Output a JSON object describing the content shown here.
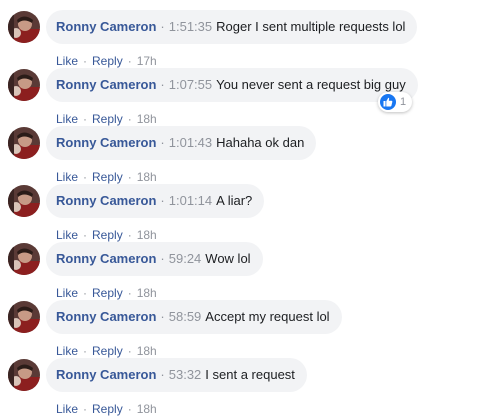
{
  "colors": {
    "author": "#385898",
    "meta": "#90949c",
    "text": "#1c1e21",
    "bubble": "#f2f3f5",
    "like_blue": "#1877f2"
  },
  "comments": [
    {
      "author": "Ronny Cameron",
      "separator": "·",
      "timecode": "1:51:35",
      "text": "Roger I sent multiple requests lol",
      "like_label": "Like",
      "reply_label": "Reply",
      "dot": "·",
      "age": "17h"
    },
    {
      "author": "Ronny Cameron",
      "separator": "·",
      "timecode": "1:07:55",
      "text": "You never sent a request big guy",
      "like_label": "Like",
      "reply_label": "Reply",
      "dot": "·",
      "age": "18h",
      "reaction": {
        "icon": "thumbs-up-icon",
        "count": "1"
      }
    },
    {
      "author": "Ronny Cameron",
      "separator": "·",
      "timecode": "1:01:43",
      "text": "Hahaha ok dan",
      "like_label": "Like",
      "reply_label": "Reply",
      "dot": "·",
      "age": "18h"
    },
    {
      "author": "Ronny Cameron",
      "separator": "·",
      "timecode": "1:01:14",
      "text": "A liar?",
      "like_label": "Like",
      "reply_label": "Reply",
      "dot": "·",
      "age": "18h"
    },
    {
      "author": "Ronny Cameron",
      "separator": "·",
      "timecode": "59:24",
      "text": "Wow lol",
      "like_label": "Like",
      "reply_label": "Reply",
      "dot": "·",
      "age": "18h"
    },
    {
      "author": "Ronny Cameron",
      "separator": "·",
      "timecode": "58:59",
      "text": "Accept my request lol",
      "like_label": "Like",
      "reply_label": "Reply",
      "dot": "·",
      "age": "18h"
    },
    {
      "author": "Ronny Cameron",
      "separator": "·",
      "timecode": "53:32",
      "text": "I sent a request",
      "like_label": "Like",
      "reply_label": "Reply",
      "dot": "·",
      "age": "18h"
    }
  ]
}
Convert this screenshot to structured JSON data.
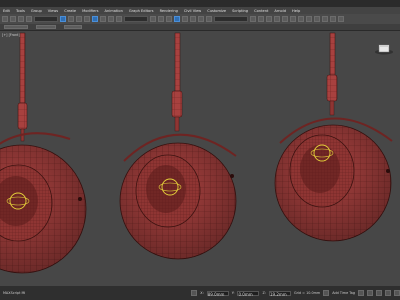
{
  "menubar": {
    "items": [
      "Edit",
      "Tools",
      "Group",
      "Views",
      "Create",
      "Modifiers",
      "Animation",
      "Graph Editors",
      "Rendering",
      "Civil View",
      "Customize",
      "Scripting",
      "Content",
      "Arnold",
      "Help"
    ]
  },
  "toolbar": {
    "selection_filter": "All",
    "view_dropdown": "View",
    "selection_set": "Create Selection Se"
  },
  "viewport": {
    "label": "[+] [Front]"
  },
  "status": {
    "x_label": "X:",
    "x_value": "89.0mm",
    "y_label": "Y:",
    "y_value": "0.0mm",
    "z_label": "Z:",
    "z_value": "19.2mm",
    "grid": "Grid = 10.0mm",
    "add_time_tag": "Add Time Tag",
    "script_label": "MAXScript Mi"
  },
  "colors": {
    "lamp_fill": "#a8413f",
    "lamp_dark": "#6e2422",
    "wire": "#3b1210",
    "gizmo": "#e6d23a",
    "viewport_bg": "#474747"
  }
}
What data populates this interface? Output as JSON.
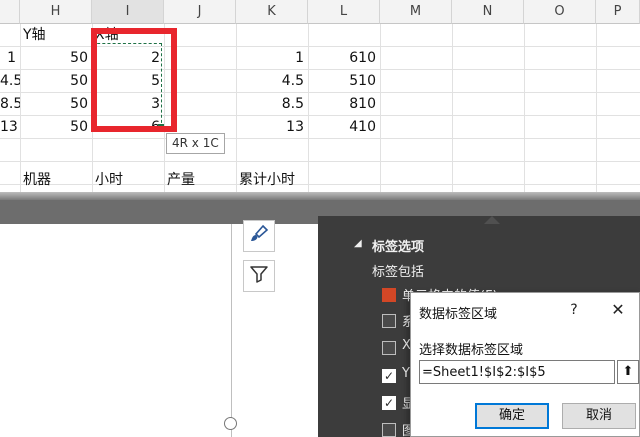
{
  "sheet": {
    "columns": [
      "H",
      "I",
      "J",
      "K",
      "L",
      "M",
      "N",
      "O",
      "P"
    ],
    "header_row": {
      "h": "Y轴",
      "i": "X轴"
    },
    "rows": [
      {
        "g": "1",
        "h": "50",
        "i": "2",
        "k": "1",
        "l": "610"
      },
      {
        "g": "4.5",
        "h": "50",
        "i": "5",
        "k": "4.5",
        "l": "510"
      },
      {
        "g": "8.5",
        "h": "50",
        "i": "3",
        "k": "8.5",
        "l": "810"
      },
      {
        "g": "13",
        "h": "50",
        "i": "6",
        "k": "13",
        "l": "410"
      }
    ],
    "selection_size": "4R x 1C",
    "table_header": [
      "机器",
      "小时",
      "产量",
      "累计小时"
    ]
  },
  "format_pane": {
    "section_title": "标签选项",
    "subsection": "标签包括",
    "options": [
      {
        "label": "单元格中的值(F)",
        "state": "orange"
      },
      {
        "label": "系",
        "state": "unchecked"
      },
      {
        "label": "X",
        "state": "unchecked"
      },
      {
        "label": "Y",
        "state": "checked"
      },
      {
        "label": "显",
        "state": "checked"
      },
      {
        "label": "图",
        "state": "unchecked"
      }
    ]
  },
  "dialog": {
    "title": "数据标签区域",
    "help": "?",
    "close": "✕",
    "prompt": "选择数据标签区域",
    "range_value": "=Sheet1!$I$2:$I$5",
    "collapse_icon": "⬆",
    "ok_label": "确定",
    "cancel_label": "取消"
  },
  "colors": {
    "selection_red": "#e8262d",
    "marquee_green": "#1e7145",
    "pane_bg": "#3c3c3c",
    "accent_blue": "#0078d7"
  }
}
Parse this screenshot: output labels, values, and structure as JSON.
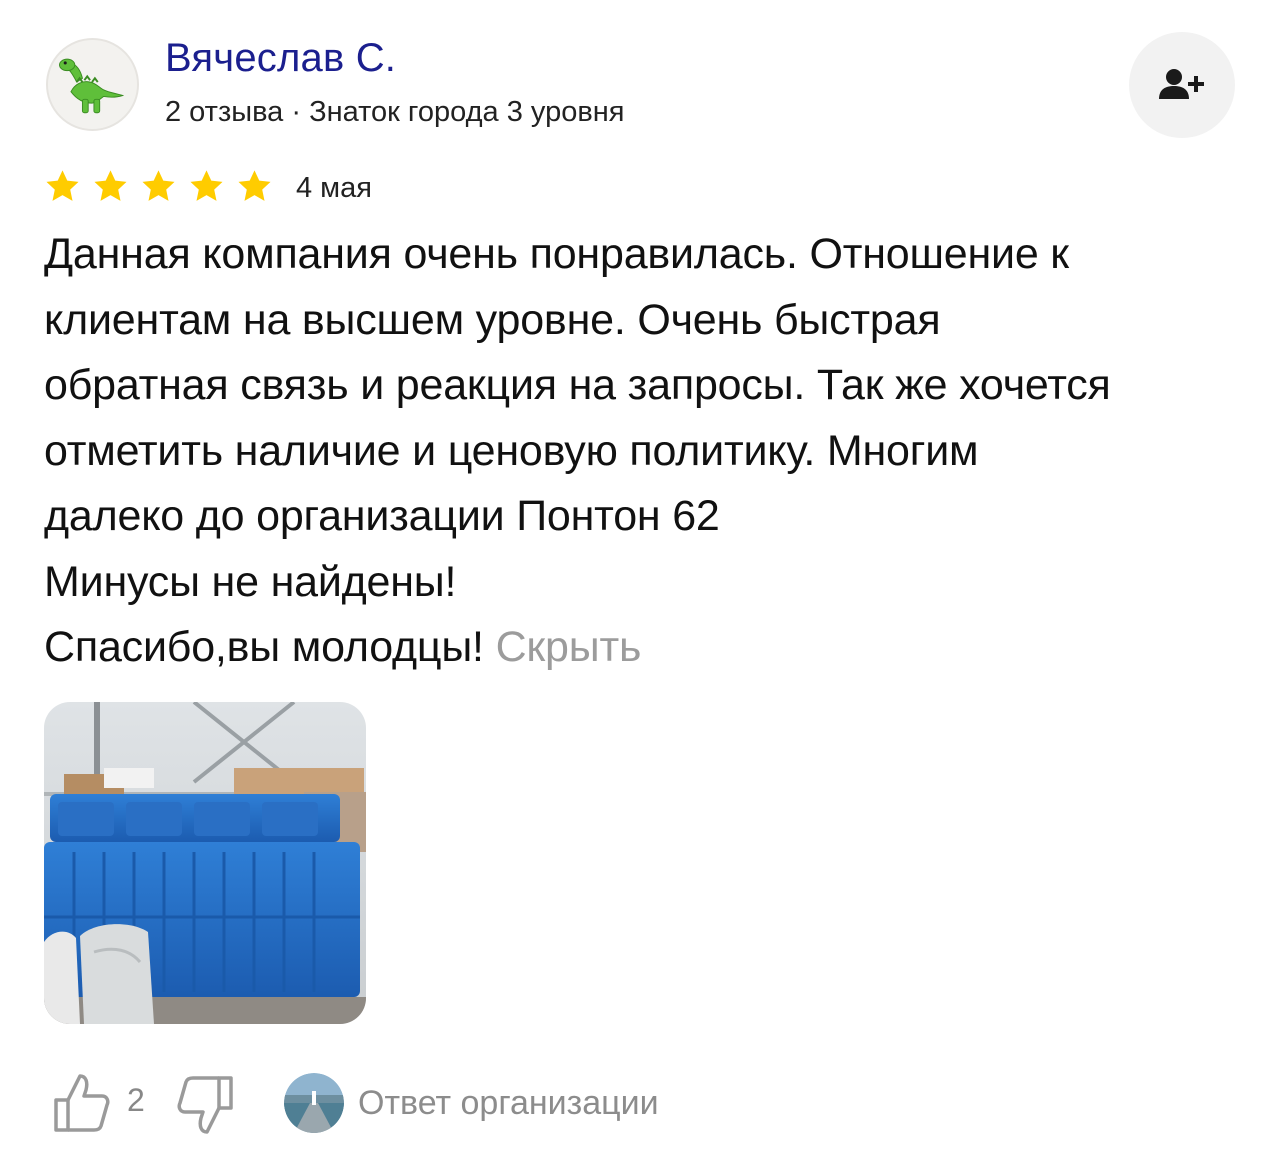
{
  "author": {
    "name": "Вячеслав С.",
    "meta": "2 отзыва · Знаток города 3 уровня",
    "avatar_icon": "dinosaur-icon"
  },
  "subscribe": {
    "icon": "add-user-icon"
  },
  "review": {
    "rating": 5,
    "rating_max": 5,
    "date": "4 мая",
    "text_lines": [
      "Данная компания очень понравилась. Отношение к",
      "клиентам на высшем уровне. Очень быстрая",
      "обратная связь и реакция на запросы. Так же хочется",
      "отметить наличие и ценовую политику. Многим",
      "далеко до организации Понтон 62",
      "Минусы не найдены!",
      "Спасибо,вы молодцы!"
    ],
    "hide_label": "Скрыть"
  },
  "footer": {
    "like_count": "2",
    "like_icon": "thumbs-up-icon",
    "dislike_icon": "thumbs-down-icon",
    "org_answer_label": "Ответ организации"
  },
  "colors": {
    "name": "#1b1f8e",
    "star": "#ffcc00",
    "muted": "#9c9c9c"
  }
}
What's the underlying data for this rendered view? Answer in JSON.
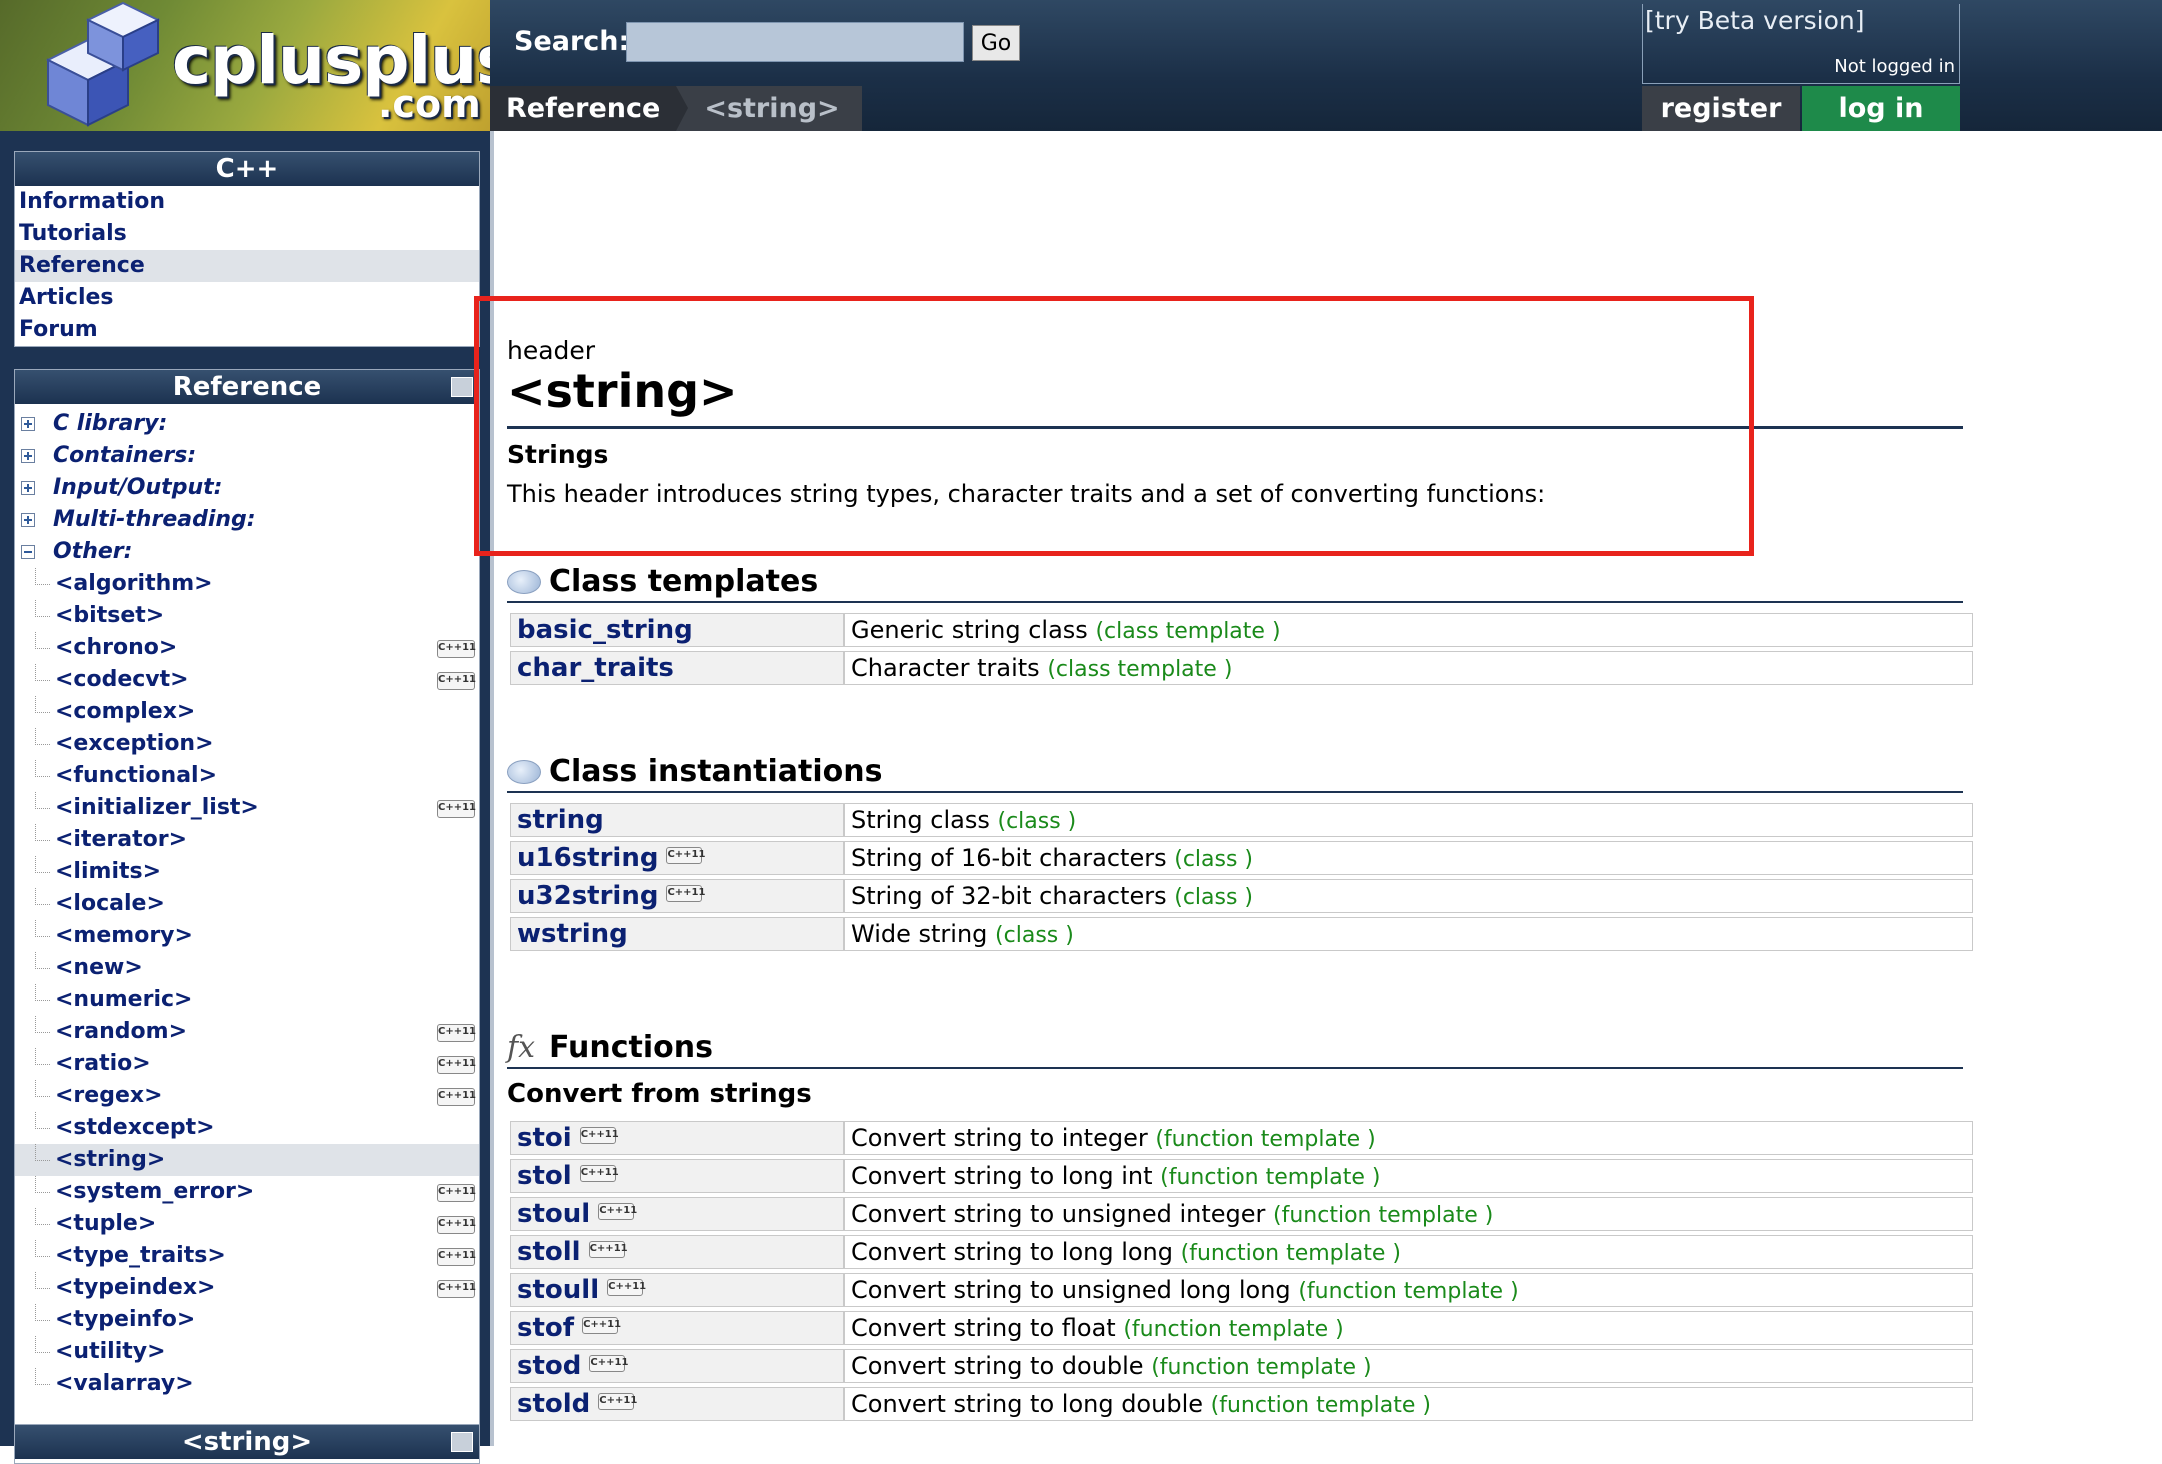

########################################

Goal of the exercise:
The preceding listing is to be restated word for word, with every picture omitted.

Solution to the exercise:
Output a JSON object describing the content shown here.
{
  "colors": {
    "author": "#385898",
    "meta": "#90949c",
    "text": "#1c1e21",
    "bubble": "#f2f3f5",
    "like_blue": "#1877f2"
  },
  "comments": [
    {
      "author": "Ronny Cameron",
      "separator": "·",
      "timecode": "1:51:35",
      "text": "Roger I sent multiple requests lol",
      "like_label": "Like",
      "reply_label": "Reply",
      "dot": "·",
      "age": "17h"
    },
    {
      "author": "Ronny Cameron",
      "separator": "·",
      "timecode": "1:07:55",
      "text": "You never sent a request big guy",
      "like_label": "Like",
      "reply_label": "Reply",
      "dot": "·",
      "age": "18h",
      "reaction": {
        "icon": "thumbs-up-icon",
        "count": "1"
      }
    },
    {
      "author": "Ronny Cameron",
      "separator": "·",
      "timecode": "1:01:43",
      "text": "Hahaha ok dan",
      "like_label": "Like",
      "reply_label": "Reply",
      "dot": "·",
      "age": "18h"
    },
    {
      "author": "Ronny Cameron",
      "separator": "·",
      "timecode": "1:01:14",
      "text": "A liar?",
      "like_label": "Like",
      "reply_label": "Reply",
      "dot": "·",
      "age": "18h"
    },
    {
      "author": "Ronny Cameron",
      "separator": "·",
      "timecode": "59:24",
      "text": "Wow lol",
      "like_label": "Like",
      "reply_label": "Reply",
      "dot": "·",
      "age": "18h"
    },
    {
      "author": "Ronny Cameron",
      "separator": "·",
      "timecode": "58:59",
      "text": "Accept my request lol",
      "like_label": "Like",
      "reply_label": "Reply",
      "dot": "·",
      "age": "18h"
    },
    {
      "author": "Ronny Cameron",
      "separator": "·",
      "timecode": "53:32",
      "text": "I sent a request",
      "like_label": "Like",
      "reply_label": "Reply",
      "dot": "·",
      "age": "18h"
    }
  ]
}
Convert this screenshot to structured JSON data.
{
  "menubar": {
    "items": [
      "Edit",
      "Tools",
      "Group",
      "Views",
      "Create",
      "Modifiers",
      "Animation",
      "Graph Editors",
      "Rendering",
      "Civil View",
      "Customize",
      "Scripting",
      "Content",
      "Arnold",
      "Help"
    ]
  },
  "toolbar": {
    "selection_filter": "All",
    "view_dropdown": "View",
    "selection_set": "Create Selection Se"
  },
  "viewport": {
    "label": "[+] [Front]"
  },
  "status": {
    "x_label": "X:",
    "x_value": "89.0mm",
    "y_label": "Y:",
    "y_value": "0.0mm",
    "z_label": "Z:",
    "z_value": "19.2mm",
    "grid": "Grid = 10.0mm",
    "add_time_tag": "Add Time Tag",
    "script_label": "MAXScript Mi"
  },
  "colors": {
    "lamp_fill": "#a8413f",
    "lamp_dark": "#6e2422",
    "wire": "#3b1210",
    "gizmo": "#e6d23a",
    "viewport_bg": "#474747"
  }
}
What data populates this interface? Output as JSON.
{
  "sheet": {
    "columns": [
      "H",
      "I",
      "J",
      "K",
      "L",
      "M",
      "N",
      "O",
      "P"
    ],
    "header_row": {
      "h": "Y轴",
      "i": "X轴"
    },
    "rows": [
      {
        "g": "1",
        "h": "50",
        "i": "2",
        "k": "1",
        "l": "610"
      },
      {
        "g": "4.5",
        "h": "50",
        "i": "5",
        "k": "4.5",
        "l": "510"
      },
      {
        "g": "8.5",
        "h": "50",
        "i": "3",
        "k": "8.5",
        "l": "810"
      },
      {
        "g": "13",
        "h": "50",
        "i": "6",
        "k": "13",
        "l": "410"
      }
    ],
    "selection_size": "4R x 1C",
    "table_header": [
      "机器",
      "小时",
      "产量",
      "累计小时"
    ]
  },
  "format_pane": {
    "section_title": "标签选项",
    "subsection": "标签包括",
    "options": [
      {
        "label": "单元格中的值(F)",
        "state": "orange"
      },
      {
        "label": "系",
        "state": "unchecked"
      },
      {
        "label": "X",
        "state": "unchecked"
      },
      {
        "label": "Y",
        "state": "checked"
      },
      {
        "label": "显",
        "state": "checked"
      },
      {
        "label": "图",
        "state": "unchecked"
      }
    ]
  },
  "dialog": {
    "title": "数据标签区域",
    "help": "?",
    "close": "✕",
    "prompt": "选择数据标签区域",
    "range_value": "=Sheet1!$I$2:$I$5",
    "collapse_icon": "⬆",
    "ok_label": "确定",
    "cancel_label": "取消"
  },
  "colors": {
    "selection_red": "#e8262d",
    "marquee_green": "#1e7145",
    "pane_bg": "#3c3c3c",
    "accent_blue": "#0078d7"
  }
}
Parse this screenshot: output labels, values, and structure as JSON.
{
  "author": {
    "name": "Вячеслав С.",
    "meta": "2 отзыва · Знаток города 3 уровня",
    "avatar_icon": "dinosaur-icon"
  },
  "subscribe": {
    "icon": "add-user-icon"
  },
  "review": {
    "rating": 5,
    "rating_max": 5,
    "date": "4 мая",
    "text_lines": [
      "Данная компания очень понравилась. Отношение к",
      "клиентам на высшем уровне. Очень быстрая",
      "обратная связь и реакция на запросы. Так же хочется",
      "отметить наличие и ценовую политику. Многим",
      "далеко до организации Понтон 62",
      "Минусы не найдены!",
      "Спасибо,вы молодцы!"
    ],
    "hide_label": "Скрыть"
  },
  "footer": {
    "like_count": "2",
    "like_icon": "thumbs-up-icon",
    "dislike_icon": "thumbs-down-icon",
    "org_answer_label": "Ответ организации"
  },
  "colors": {
    "name": "#1b1f8e",
    "star": "#ffcc00",
    "muted": "#9c9c9c"
  }
}
What's the underlying data for this rendered view? Answer in JSON.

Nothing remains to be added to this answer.